• _Problem to solve_
Within these entries, how many lines contain the word "ANGGREK"? Answer with the number alone.

• _Task input_
------------------------------------
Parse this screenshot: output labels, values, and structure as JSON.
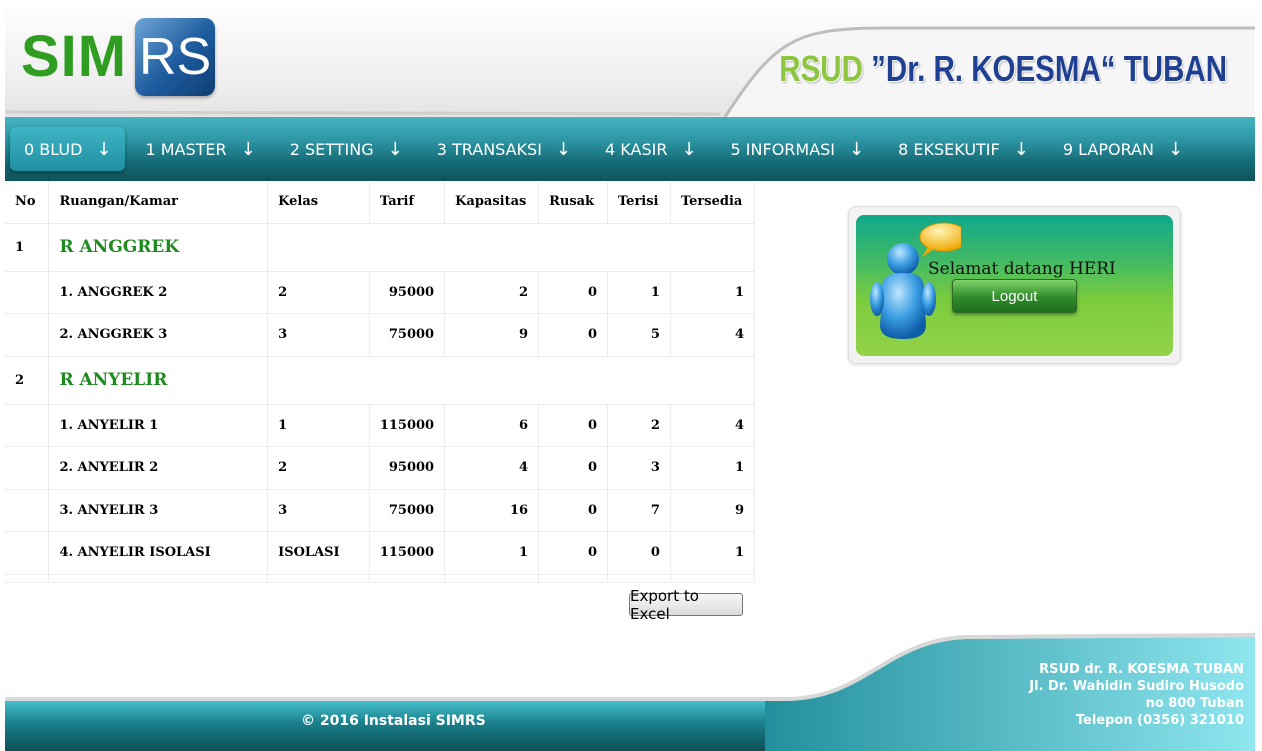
{
  "header": {
    "logo_sim": "SIM",
    "logo_rs": "RS",
    "hospital_prefix": "RSUD",
    "hospital_name": " ”Dr. R. KOESMA“ TUBAN"
  },
  "nav": {
    "items": [
      {
        "label": "0 BLUD",
        "arrow": "↓"
      },
      {
        "label": "1 MASTER",
        "arrow": "↓"
      },
      {
        "label": "2 SETTING",
        "arrow": "↓"
      },
      {
        "label": "3 TRANSAKSI",
        "arrow": "↓"
      },
      {
        "label": "4 KASIR",
        "arrow": "↓"
      },
      {
        "label": "5 INFORMASI",
        "arrow": "↓"
      },
      {
        "label": "8 EKSEKUTIF",
        "arrow": "↓"
      },
      {
        "label": "9 LAPORAN",
        "arrow": "↓"
      }
    ]
  },
  "table": {
    "headers": [
      "No",
      "Ruangan/Kamar",
      "Kelas",
      "Tarif",
      "Kapasitas",
      "Rusak",
      "Terisi",
      "Tersedia"
    ],
    "groups": [
      {
        "no": "1",
        "name": "R ANGGREK",
        "rows": [
          {
            "ruangan": "1. ANGGREK 2",
            "kelas": "2",
            "tarif": "95000",
            "kapasitas": "2",
            "rusak": "0",
            "terisi": "1",
            "tersedia": "1"
          },
          {
            "ruangan": "2. ANGGREK 3",
            "kelas": "3",
            "tarif": "75000",
            "kapasitas": "9",
            "rusak": "0",
            "terisi": "5",
            "tersedia": "4"
          }
        ]
      },
      {
        "no": "2",
        "name": "R ANYELIR",
        "rows": [
          {
            "ruangan": "1. ANYELIR 1",
            "kelas": "1",
            "tarif": "115000",
            "kapasitas": "6",
            "rusak": "0",
            "terisi": "2",
            "tersedia": "4"
          },
          {
            "ruangan": "2. ANYELIR 2",
            "kelas": "2",
            "tarif": "95000",
            "kapasitas": "4",
            "rusak": "0",
            "terisi": "3",
            "tersedia": "1"
          },
          {
            "ruangan": "3. ANYELIR 3",
            "kelas": "3",
            "tarif": "75000",
            "kapasitas": "16",
            "rusak": "0",
            "terisi": "7",
            "tersedia": "9"
          },
          {
            "ruangan": "4. ANYELIR ISOLASI",
            "kelas": "ISOLASI",
            "tarif": "115000",
            "kapasitas": "1",
            "rusak": "0",
            "terisi": "0",
            "tersedia": "1"
          }
        ]
      }
    ],
    "export_label": "Export to Excel"
  },
  "welcome": {
    "greeting": "Selamat datang HERI",
    "logout_label": "Logout",
    "icon": "user-chat-icon"
  },
  "footer": {
    "copyright": "© 2016 Instalasi SIMRS",
    "address_lines": [
      "RSUD dr. R. KOESMA TUBAN",
      "Jl. Dr. Wahidin Sudiro Husodo",
      "no 800 Tuban",
      "Telepon (0356) 321010"
    ]
  },
  "colors": {
    "nav_teal": "#156c77",
    "group_green": "#1f8a1f",
    "logo_green": "#2f9d1f",
    "logo_blue": "#1d5b9e"
  }
}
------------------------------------
• _Answer to this exercise_
3